Our data also underline how much the way the educative message is presented can influence the accuracy of people. Simply by increasing psychological pressure before the test (T2), sensitivity increased by 6 to 9% whatever the arm, but with a concomitant fall in specificity, which was even dramatic after “ABCD” leaflet. This anxiety-induced increase in sensitivity, which raises up to 89.7% with a cognitive training, can be positively utilized in small high-risk subgroups, such as people with personal or familial history of melanoma, in which the loss of specificity is not a major problem. Conversely, the stress-induced decrease of specificity can be very counterproductive for the campaigns in the general population. Indeed, our data clearly show that a campaign based on a low specificity algorithm such as ABCD, presented in a way that could induce fear or anxiety, may paradoxically result in worse effects than no campaign at all, with an excess of millions of useless consultations for only a few more melanoma detected.
Although the impact of a campaign in the general population can only be assessed in the real scale, our study provides strong evidence that a campaign using a fast cognitive education based on photographs is feasible and could be much more effective than a campaign based on a written information about “ABCD” criteria. The combination of this cognitive strategy with an information about 2 other alert signs, i.e. a “recent change in a nevus ” and the “ugly duckling sign” is likely to be one of the most appropriate message for such campaigns.
Thanks to Eurocopter Company and to Dr. A. Poudevigne, and Dr. A. Tramier for their active contribution in the organization of this study.
- 2Cost-effectiveness in skin cancer prevention In: Skin cancer and UV radiation.
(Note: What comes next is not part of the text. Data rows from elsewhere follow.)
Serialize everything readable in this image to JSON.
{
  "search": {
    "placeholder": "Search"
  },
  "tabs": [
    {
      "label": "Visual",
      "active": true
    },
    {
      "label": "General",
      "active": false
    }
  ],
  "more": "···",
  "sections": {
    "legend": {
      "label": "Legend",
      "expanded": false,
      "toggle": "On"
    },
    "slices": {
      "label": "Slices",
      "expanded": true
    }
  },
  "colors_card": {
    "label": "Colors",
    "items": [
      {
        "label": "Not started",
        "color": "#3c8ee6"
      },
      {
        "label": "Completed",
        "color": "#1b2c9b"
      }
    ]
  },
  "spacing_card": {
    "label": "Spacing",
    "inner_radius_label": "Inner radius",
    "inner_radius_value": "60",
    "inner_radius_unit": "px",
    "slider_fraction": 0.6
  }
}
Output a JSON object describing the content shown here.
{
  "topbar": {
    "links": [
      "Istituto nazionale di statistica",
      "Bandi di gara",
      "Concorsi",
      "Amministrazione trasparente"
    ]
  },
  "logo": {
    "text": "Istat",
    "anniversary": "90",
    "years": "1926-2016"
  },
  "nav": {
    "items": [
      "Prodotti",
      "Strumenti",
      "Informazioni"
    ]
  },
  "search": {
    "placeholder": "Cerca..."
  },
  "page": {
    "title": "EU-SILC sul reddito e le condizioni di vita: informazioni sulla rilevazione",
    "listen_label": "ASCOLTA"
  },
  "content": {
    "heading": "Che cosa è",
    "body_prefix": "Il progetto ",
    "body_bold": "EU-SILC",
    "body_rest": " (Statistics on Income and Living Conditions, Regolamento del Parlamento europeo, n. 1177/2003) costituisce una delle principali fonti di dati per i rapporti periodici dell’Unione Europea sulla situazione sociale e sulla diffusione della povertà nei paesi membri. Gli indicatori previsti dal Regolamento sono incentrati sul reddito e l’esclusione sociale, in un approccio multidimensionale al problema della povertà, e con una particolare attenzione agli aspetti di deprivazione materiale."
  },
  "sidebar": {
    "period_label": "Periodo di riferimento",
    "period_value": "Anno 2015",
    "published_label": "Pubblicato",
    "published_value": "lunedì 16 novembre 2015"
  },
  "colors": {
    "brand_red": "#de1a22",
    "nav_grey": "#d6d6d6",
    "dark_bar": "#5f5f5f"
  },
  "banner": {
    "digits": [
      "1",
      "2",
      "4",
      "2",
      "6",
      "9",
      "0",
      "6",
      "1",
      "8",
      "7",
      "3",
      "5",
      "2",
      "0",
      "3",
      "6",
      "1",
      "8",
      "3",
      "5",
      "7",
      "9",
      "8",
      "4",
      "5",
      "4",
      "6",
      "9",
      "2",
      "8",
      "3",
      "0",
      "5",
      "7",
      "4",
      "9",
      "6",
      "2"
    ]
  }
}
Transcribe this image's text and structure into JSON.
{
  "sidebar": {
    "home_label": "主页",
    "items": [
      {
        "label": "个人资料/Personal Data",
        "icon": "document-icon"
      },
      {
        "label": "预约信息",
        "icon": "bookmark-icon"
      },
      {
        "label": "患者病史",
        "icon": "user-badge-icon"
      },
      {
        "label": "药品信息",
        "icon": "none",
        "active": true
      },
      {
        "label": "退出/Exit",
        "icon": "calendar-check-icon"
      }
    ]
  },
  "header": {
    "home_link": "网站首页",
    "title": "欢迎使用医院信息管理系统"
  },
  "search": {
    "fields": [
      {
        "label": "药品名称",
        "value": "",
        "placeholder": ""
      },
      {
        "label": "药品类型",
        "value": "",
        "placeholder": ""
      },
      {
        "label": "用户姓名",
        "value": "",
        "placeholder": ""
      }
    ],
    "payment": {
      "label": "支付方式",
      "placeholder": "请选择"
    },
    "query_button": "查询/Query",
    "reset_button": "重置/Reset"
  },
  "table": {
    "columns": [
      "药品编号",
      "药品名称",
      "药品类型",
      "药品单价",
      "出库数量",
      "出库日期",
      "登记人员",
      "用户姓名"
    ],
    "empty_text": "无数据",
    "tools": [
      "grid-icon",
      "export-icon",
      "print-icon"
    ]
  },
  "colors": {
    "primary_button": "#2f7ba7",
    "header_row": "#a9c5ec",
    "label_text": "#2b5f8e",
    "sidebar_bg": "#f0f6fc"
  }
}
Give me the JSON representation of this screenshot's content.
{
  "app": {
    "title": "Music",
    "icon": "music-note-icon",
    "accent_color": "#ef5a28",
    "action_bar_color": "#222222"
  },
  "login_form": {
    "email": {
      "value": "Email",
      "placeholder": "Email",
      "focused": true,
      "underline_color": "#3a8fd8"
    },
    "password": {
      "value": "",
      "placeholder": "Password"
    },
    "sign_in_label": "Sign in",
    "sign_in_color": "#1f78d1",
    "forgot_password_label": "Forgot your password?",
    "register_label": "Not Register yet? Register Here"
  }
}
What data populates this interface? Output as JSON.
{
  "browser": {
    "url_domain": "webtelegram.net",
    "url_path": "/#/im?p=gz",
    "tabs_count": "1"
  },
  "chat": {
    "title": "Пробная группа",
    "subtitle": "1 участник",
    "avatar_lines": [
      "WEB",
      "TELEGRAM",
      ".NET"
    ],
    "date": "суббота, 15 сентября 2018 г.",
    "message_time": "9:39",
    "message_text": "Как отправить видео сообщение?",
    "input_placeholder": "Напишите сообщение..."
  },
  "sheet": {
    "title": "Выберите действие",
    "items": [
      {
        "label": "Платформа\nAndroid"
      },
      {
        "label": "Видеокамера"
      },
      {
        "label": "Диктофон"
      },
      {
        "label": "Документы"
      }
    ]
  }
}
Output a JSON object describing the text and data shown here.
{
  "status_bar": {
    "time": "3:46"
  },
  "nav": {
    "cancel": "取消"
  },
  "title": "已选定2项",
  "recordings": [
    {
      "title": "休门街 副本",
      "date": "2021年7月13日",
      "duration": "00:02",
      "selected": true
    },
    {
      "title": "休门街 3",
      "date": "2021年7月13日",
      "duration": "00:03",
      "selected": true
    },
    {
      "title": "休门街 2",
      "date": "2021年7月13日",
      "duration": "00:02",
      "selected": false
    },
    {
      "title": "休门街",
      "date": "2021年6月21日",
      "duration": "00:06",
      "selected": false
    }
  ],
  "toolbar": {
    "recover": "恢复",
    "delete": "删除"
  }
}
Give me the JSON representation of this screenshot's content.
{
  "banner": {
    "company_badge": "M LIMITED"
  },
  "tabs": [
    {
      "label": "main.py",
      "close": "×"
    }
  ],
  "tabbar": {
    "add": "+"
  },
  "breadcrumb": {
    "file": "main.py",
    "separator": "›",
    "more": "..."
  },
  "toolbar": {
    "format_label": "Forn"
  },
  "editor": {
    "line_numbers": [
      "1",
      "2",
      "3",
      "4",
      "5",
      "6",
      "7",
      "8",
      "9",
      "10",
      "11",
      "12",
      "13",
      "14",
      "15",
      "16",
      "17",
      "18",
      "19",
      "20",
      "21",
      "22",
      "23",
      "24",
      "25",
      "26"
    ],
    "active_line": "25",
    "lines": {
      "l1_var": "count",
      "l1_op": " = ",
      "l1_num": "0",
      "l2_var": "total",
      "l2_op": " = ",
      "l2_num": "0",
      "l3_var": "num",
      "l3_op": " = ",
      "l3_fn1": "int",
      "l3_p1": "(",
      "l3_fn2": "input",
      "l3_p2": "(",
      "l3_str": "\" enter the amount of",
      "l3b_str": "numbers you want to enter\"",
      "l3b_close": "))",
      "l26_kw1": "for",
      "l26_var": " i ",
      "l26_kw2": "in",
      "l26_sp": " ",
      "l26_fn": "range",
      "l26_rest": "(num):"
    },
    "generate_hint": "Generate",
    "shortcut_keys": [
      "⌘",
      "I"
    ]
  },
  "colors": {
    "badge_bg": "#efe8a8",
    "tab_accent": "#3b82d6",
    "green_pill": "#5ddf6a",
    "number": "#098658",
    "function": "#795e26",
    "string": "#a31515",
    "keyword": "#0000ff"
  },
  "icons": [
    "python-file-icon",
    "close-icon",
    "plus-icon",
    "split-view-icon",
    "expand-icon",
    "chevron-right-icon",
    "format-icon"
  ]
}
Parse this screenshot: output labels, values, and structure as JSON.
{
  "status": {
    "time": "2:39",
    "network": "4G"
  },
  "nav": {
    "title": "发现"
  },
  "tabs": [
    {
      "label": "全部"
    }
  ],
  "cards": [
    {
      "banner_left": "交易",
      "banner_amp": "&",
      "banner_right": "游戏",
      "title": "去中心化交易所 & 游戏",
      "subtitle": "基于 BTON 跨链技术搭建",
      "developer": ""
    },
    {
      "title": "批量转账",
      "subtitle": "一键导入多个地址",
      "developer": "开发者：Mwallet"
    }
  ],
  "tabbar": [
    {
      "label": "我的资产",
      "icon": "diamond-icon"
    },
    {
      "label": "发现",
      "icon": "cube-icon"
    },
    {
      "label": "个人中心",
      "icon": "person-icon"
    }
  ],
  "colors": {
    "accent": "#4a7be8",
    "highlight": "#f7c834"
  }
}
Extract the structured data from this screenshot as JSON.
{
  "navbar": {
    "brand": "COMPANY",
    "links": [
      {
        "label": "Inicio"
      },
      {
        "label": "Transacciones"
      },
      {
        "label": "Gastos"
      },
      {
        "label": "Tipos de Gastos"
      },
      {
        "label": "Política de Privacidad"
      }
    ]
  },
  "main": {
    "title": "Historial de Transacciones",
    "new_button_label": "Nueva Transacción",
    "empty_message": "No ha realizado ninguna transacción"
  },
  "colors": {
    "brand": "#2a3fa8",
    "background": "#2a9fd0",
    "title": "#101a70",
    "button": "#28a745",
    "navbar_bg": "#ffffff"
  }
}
AltmeyerP, HoffmannK, StuckerM, eds. Springer-Verlag: Berlin, 1997..